__DATA EXTRACTS__:

################

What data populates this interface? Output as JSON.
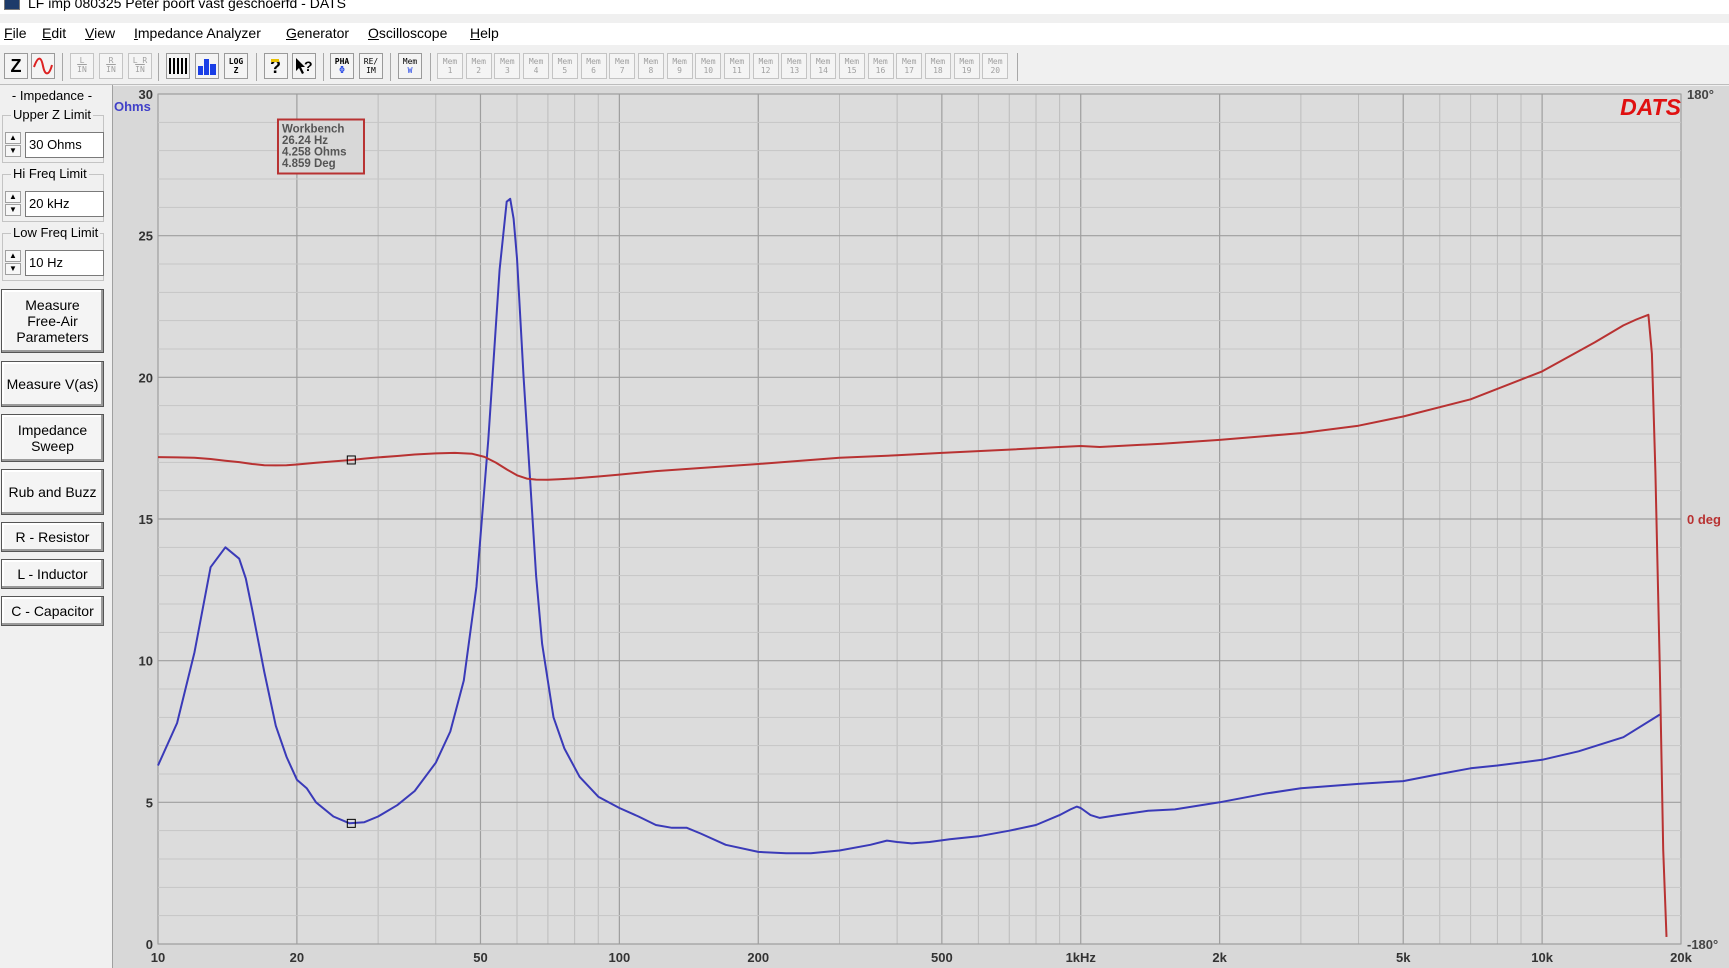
{
  "window": {
    "title": "LF imp 080325 Peter poort vast geschoerfd - DATS"
  },
  "menu": [
    {
      "key": "F",
      "rest": "ile"
    },
    {
      "key": "E",
      "rest": "dit"
    },
    {
      "key": "V",
      "rest": "iew"
    },
    {
      "key": "I",
      "rest": "mpedance Analyzer"
    },
    {
      "key": "G",
      "rest": "enerator"
    },
    {
      "key": "O",
      "rest": "scilloscope"
    },
    {
      "key": "H",
      "rest": "elp"
    }
  ],
  "toolbar": {
    "z_label": "Z",
    "input_buttons": [
      {
        "top": "L",
        "bottom": "IN"
      },
      {
        "top": "R",
        "bottom": "IN"
      },
      {
        "top": "L R",
        "bottom": "IN"
      }
    ],
    "log_label": "LOG",
    "log_sub": "Z",
    "pha_label": "PHA",
    "pha_sub": "Φ",
    "reim_label": "RE/",
    "reim_sub": "IM",
    "memw_label": "Mem",
    "memw_sub": "W",
    "mem_label": "Mem",
    "mem_slots": [
      "1",
      "2",
      "3",
      "4",
      "5",
      "6",
      "7",
      "8",
      "9",
      "10",
      "11",
      "12",
      "13",
      "14",
      "15",
      "16",
      "17",
      "18",
      "19",
      "20"
    ]
  },
  "panel": {
    "section_title": "- Impedance -",
    "upper_z": {
      "label": "Upper Z Limit",
      "value": "30 Ohms"
    },
    "hi_freq": {
      "label": "Hi Freq Limit",
      "value": "20 kHz"
    },
    "low_freq": {
      "label": "Low Freq Limit",
      "value": "10 Hz"
    },
    "buttons": {
      "free_air": "Measure\nFree-Air\nParameters",
      "vas": "Measure V(as)",
      "sweep": "Impedance\nSweep",
      "rub": "Rub and Buzz",
      "resistor": "R - Resistor",
      "inductor": "L - Inductor",
      "capacitor": "C - Capacitor"
    }
  },
  "chart_data": {
    "type": "line",
    "x_scale": "log",
    "xlim": [
      10,
      20000
    ],
    "ylim": [
      0,
      30
    ],
    "y2lim": [
      -180,
      180
    ],
    "ylabel": "Ohms",
    "brand": "DATS",
    "grid": true,
    "x_ticks": [
      {
        "value": 10,
        "label": "10"
      },
      {
        "value": 20,
        "label": "20"
      },
      {
        "value": 50,
        "label": "50"
      },
      {
        "value": 100,
        "label": "100"
      },
      {
        "value": 200,
        "label": "200"
      },
      {
        "value": 500,
        "label": "500"
      },
      {
        "value": 1000,
        "label": "1kHz"
      },
      {
        "value": 2000,
        "label": "2k"
      },
      {
        "value": 5000,
        "label": "5k"
      },
      {
        "value": 10000,
        "label": "10k"
      },
      {
        "value": 20000,
        "label": "20k"
      }
    ],
    "y_ticks": [
      {
        "value": 0,
        "label": "0"
      },
      {
        "value": 5,
        "label": "5"
      },
      {
        "value": 10,
        "label": "10"
      },
      {
        "value": 15,
        "label": "15"
      },
      {
        "value": 20,
        "label": "20"
      },
      {
        "value": 25,
        "label": "25"
      },
      {
        "value": 30,
        "label": "30"
      }
    ],
    "y2_ticks": [
      {
        "value": 180,
        "label": "180°"
      },
      {
        "value": 0,
        "label": "0 deg"
      },
      {
        "value": -180,
        "label": "-180°"
      }
    ],
    "series": [
      {
        "color": "#3a3ab8",
        "axis": "left",
        "x": [
          10,
          11,
          12,
          13,
          14,
          15,
          15.5,
          16,
          17,
          18,
          19,
          20,
          21,
          22,
          24,
          26,
          28,
          30,
          33,
          36,
          40,
          43,
          46,
          49,
          52,
          55,
          57,
          58,
          59,
          60,
          62,
          64,
          66,
          68,
          72,
          76,
          82,
          90,
          100,
          110,
          120,
          130,
          140,
          150,
          170,
          200,
          230,
          260,
          300,
          350,
          380,
          400,
          430,
          470,
          520,
          600,
          700,
          800,
          900,
          950,
          980,
          1000,
          1050,
          1100,
          1200,
          1400,
          1600,
          2000,
          2500,
          3000,
          4000,
          5000,
          6000,
          7000,
          8000,
          10000,
          12000,
          15000,
          18000
        ],
        "y": [
          6.3,
          7.8,
          10.3,
          13.3,
          14.0,
          13.6,
          12.9,
          11.8,
          9.6,
          7.7,
          6.6,
          5.8,
          5.5,
          5.0,
          4.5,
          4.26,
          4.3,
          4.5,
          4.9,
          5.4,
          6.4,
          7.5,
          9.3,
          12.6,
          17.8,
          23.8,
          26.2,
          26.3,
          25.6,
          24.2,
          20.0,
          16.5,
          13.0,
          10.6,
          8.0,
          6.9,
          5.9,
          5.2,
          4.8,
          4.5,
          4.2,
          4.1,
          4.1,
          3.9,
          3.5,
          3.25,
          3.2,
          3.2,
          3.3,
          3.5,
          3.65,
          3.6,
          3.55,
          3.6,
          3.7,
          3.8,
          4.0,
          4.2,
          4.55,
          4.75,
          4.85,
          4.8,
          4.55,
          4.45,
          4.55,
          4.7,
          4.75,
          5.0,
          5.3,
          5.5,
          5.65,
          5.75,
          6.0,
          6.2,
          6.3,
          6.5,
          6.8,
          7.3,
          8.1
        ]
      },
      {
        "color": "#b83232",
        "axis": "right",
        "x": [
          10,
          11,
          12,
          13,
          14,
          15,
          16,
          17,
          18,
          19,
          20,
          22,
          24,
          26.24,
          28,
          30,
          33,
          36,
          40,
          44,
          48,
          51,
          54,
          57,
          60,
          63,
          66,
          70,
          74,
          80,
          90,
          100,
          120,
          150,
          200,
          300,
          400,
          500,
          700,
          900,
          1000,
          1100,
          1500,
          2000,
          3000,
          4000,
          5000,
          7000,
          10000,
          13000,
          15000,
          16000,
          17000,
          17300,
          17600,
          18000,
          18300,
          18600
        ],
        "y": [
          26.2,
          26.1,
          25.9,
          25.4,
          24.7,
          24.1,
          23.3,
          22.8,
          22.7,
          22.8,
          23.1,
          23.8,
          24.4,
          25.0,
          25.6,
          26.1,
          26.7,
          27.3,
          27.8,
          28.0,
          27.6,
          26.3,
          23.9,
          21.0,
          18.5,
          17.1,
          16.7,
          16.6,
          16.8,
          17.2,
          18.0,
          18.8,
          20.3,
          21.6,
          23.3,
          25.9,
          27.0,
          28.0,
          29.4,
          30.5,
          30.9,
          30.5,
          31.9,
          33.5,
          36.4,
          39.5,
          43.4,
          50.7,
          62.5,
          74.8,
          82.0,
          84.5,
          86.5,
          70.0,
          20.0,
          -65.0,
          -140.0,
          -177.0
        ]
      }
    ],
    "markers": [
      {
        "series": 0,
        "x": 26.24,
        "y": 4.258
      },
      {
        "series": 1,
        "x": 26.24,
        "y": 25.0
      }
    ],
    "info_box": {
      "lines": [
        "Workbench",
        "26.24 Hz",
        "4.258 Ohms",
        "4.859 Deg"
      ]
    }
  }
}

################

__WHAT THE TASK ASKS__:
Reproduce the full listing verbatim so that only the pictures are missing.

__SOLUTION BELOW__:
What data populates this interface? Output as JSON.
{
  "window": {
    "title": "LF imp 080325 Peter poort vast geschoerfd - DATS"
  },
  "menu": [
    {
      "key": "F",
      "rest": "ile"
    },
    {
      "key": "E",
      "rest": "dit"
    },
    {
      "key": "V",
      "rest": "iew"
    },
    {
      "key": "I",
      "rest": "mpedance Analyzer"
    },
    {
      "key": "G",
      "rest": "enerator"
    },
    {
      "key": "O",
      "rest": "scilloscope"
    },
    {
      "key": "H",
      "rest": "elp"
    }
  ],
  "toolbar": {
    "z_label": "Z",
    "input_buttons": [
      {
        "top": "L",
        "bottom": "IN"
      },
      {
        "top": "R",
        "bottom": "IN"
      },
      {
        "top": "L R",
        "bottom": "IN"
      }
    ],
    "log_label": "LOG",
    "log_sub": "Z",
    "pha_label": "PHA",
    "pha_sub": "Φ",
    "reim_label": "RE/",
    "reim_sub": "IM",
    "memw_label": "Mem",
    "memw_sub": "W",
    "mem_label": "Mem",
    "mem_slots": [
      "1",
      "2",
      "3",
      "4",
      "5",
      "6",
      "7",
      "8",
      "9",
      "10",
      "11",
      "12",
      "13",
      "14",
      "15",
      "16",
      "17",
      "18",
      "19",
      "20"
    ]
  },
  "panel": {
    "section_title": "- Impedance -",
    "upper_z": {
      "label": "Upper Z Limit",
      "value": "30 Ohms"
    },
    "hi_freq": {
      "label": "Hi Freq Limit",
      "value": "20 kHz"
    },
    "low_freq": {
      "label": "Low Freq Limit",
      "value": "10 Hz"
    },
    "buttons": {
      "free_air": "Measure\nFree-Air\nParameters",
      "vas": "Measure V(as)",
      "sweep": "Impedance\nSweep",
      "rub": "Rub and Buzz",
      "resistor": "R - Resistor",
      "inductor": "L - Inductor",
      "capacitor": "C - Capacitor"
    }
  },
  "chart_data": {
    "type": "line",
    "x_scale": "log",
    "xlim": [
      10,
      20000
    ],
    "ylim": [
      0,
      30
    ],
    "y2lim": [
      -180,
      180
    ],
    "ylabel": "Ohms",
    "brand": "DATS",
    "grid": true,
    "x_ticks": [
      {
        "value": 10,
        "label": "10"
      },
      {
        "value": 20,
        "label": "20"
      },
      {
        "value": 50,
        "label": "50"
      },
      {
        "value": 100,
        "label": "100"
      },
      {
        "value": 200,
        "label": "200"
      },
      {
        "value": 500,
        "label": "500"
      },
      {
        "value": 1000,
        "label": "1kHz"
      },
      {
        "value": 2000,
        "label": "2k"
      },
      {
        "value": 5000,
        "label": "5k"
      },
      {
        "value": 10000,
        "label": "10k"
      },
      {
        "value": 20000,
        "label": "20k"
      }
    ],
    "y_ticks": [
      {
        "value": 0,
        "label": "0"
      },
      {
        "value": 5,
        "label": "5"
      },
      {
        "value": 10,
        "label": "10"
      },
      {
        "value": 15,
        "label": "15"
      },
      {
        "value": 20,
        "label": "20"
      },
      {
        "value": 25,
        "label": "25"
      },
      {
        "value": 30,
        "label": "30"
      }
    ],
    "y2_ticks": [
      {
        "value": 180,
        "label": "180°"
      },
      {
        "value": 0,
        "label": "0 deg"
      },
      {
        "value": -180,
        "label": "-180°"
      }
    ],
    "series": [
      {
        "color": "#3a3ab8",
        "axis": "left",
        "x": [
          10,
          11,
          12,
          13,
          14,
          15,
          15.5,
          16,
          17,
          18,
          19,
          20,
          21,
          22,
          24,
          26,
          28,
          30,
          33,
          36,
          40,
          43,
          46,
          49,
          52,
          55,
          57,
          58,
          59,
          60,
          62,
          64,
          66,
          68,
          72,
          76,
          82,
          90,
          100,
          110,
          120,
          130,
          140,
          150,
          170,
          200,
          230,
          260,
          300,
          350,
          380,
          400,
          430,
          470,
          520,
          600,
          700,
          800,
          900,
          950,
          980,
          1000,
          1050,
          1100,
          1200,
          1400,
          1600,
          2000,
          2500,
          3000,
          4000,
          5000,
          6000,
          7000,
          8000,
          10000,
          12000,
          15000,
          18000
        ],
        "y": [
          6.3,
          7.8,
          10.3,
          13.3,
          14.0,
          13.6,
          12.9,
          11.8,
          9.6,
          7.7,
          6.6,
          5.8,
          5.5,
          5.0,
          4.5,
          4.26,
          4.3,
          4.5,
          4.9,
          5.4,
          6.4,
          7.5,
          9.3,
          12.6,
          17.8,
          23.8,
          26.2,
          26.3,
          25.6,
          24.2,
          20.0,
          16.5,
          13.0,
          10.6,
          8.0,
          6.9,
          5.9,
          5.2,
          4.8,
          4.5,
          4.2,
          4.1,
          4.1,
          3.9,
          3.5,
          3.25,
          3.2,
          3.2,
          3.3,
          3.5,
          3.65,
          3.6,
          3.55,
          3.6,
          3.7,
          3.8,
          4.0,
          4.2,
          4.55,
          4.75,
          4.85,
          4.8,
          4.55,
          4.45,
          4.55,
          4.7,
          4.75,
          5.0,
          5.3,
          5.5,
          5.65,
          5.75,
          6.0,
          6.2,
          6.3,
          6.5,
          6.8,
          7.3,
          8.1
        ]
      },
      {
        "color": "#b83232",
        "axis": "right",
        "x": [
          10,
          11,
          12,
          13,
          14,
          15,
          16,
          17,
          18,
          19,
          20,
          22,
          24,
          26.24,
          28,
          30,
          33,
          36,
          40,
          44,
          48,
          51,
          54,
          57,
          60,
          63,
          66,
          70,
          74,
          80,
          90,
          100,
          120,
          150,
          200,
          300,
          400,
          500,
          700,
          900,
          1000,
          1100,
          1500,
          2000,
          3000,
          4000,
          5000,
          7000,
          10000,
          13000,
          15000,
          16000,
          17000,
          17300,
          17600,
          18000,
          18300,
          18600
        ],
        "y": [
          26.2,
          26.1,
          25.9,
          25.4,
          24.7,
          24.1,
          23.3,
          22.8,
          22.7,
          22.8,
          23.1,
          23.8,
          24.4,
          25.0,
          25.6,
          26.1,
          26.7,
          27.3,
          27.8,
          28.0,
          27.6,
          26.3,
          23.9,
          21.0,
          18.5,
          17.1,
          16.7,
          16.6,
          16.8,
          17.2,
          18.0,
          18.8,
          20.3,
          21.6,
          23.3,
          25.9,
          27.0,
          28.0,
          29.4,
          30.5,
          30.9,
          30.5,
          31.9,
          33.5,
          36.4,
          39.5,
          43.4,
          50.7,
          62.5,
          74.8,
          82.0,
          84.5,
          86.5,
          70.0,
          20.0,
          -65.0,
          -140.0,
          -177.0
        ]
      }
    ],
    "markers": [
      {
        "series": 0,
        "x": 26.24,
        "y": 4.258
      },
      {
        "series": 1,
        "x": 26.24,
        "y": 25.0
      }
    ],
    "info_box": {
      "lines": [
        "Workbench",
        "26.24 Hz",
        "4.258 Ohms",
        "4.859 Deg"
      ]
    }
  }
}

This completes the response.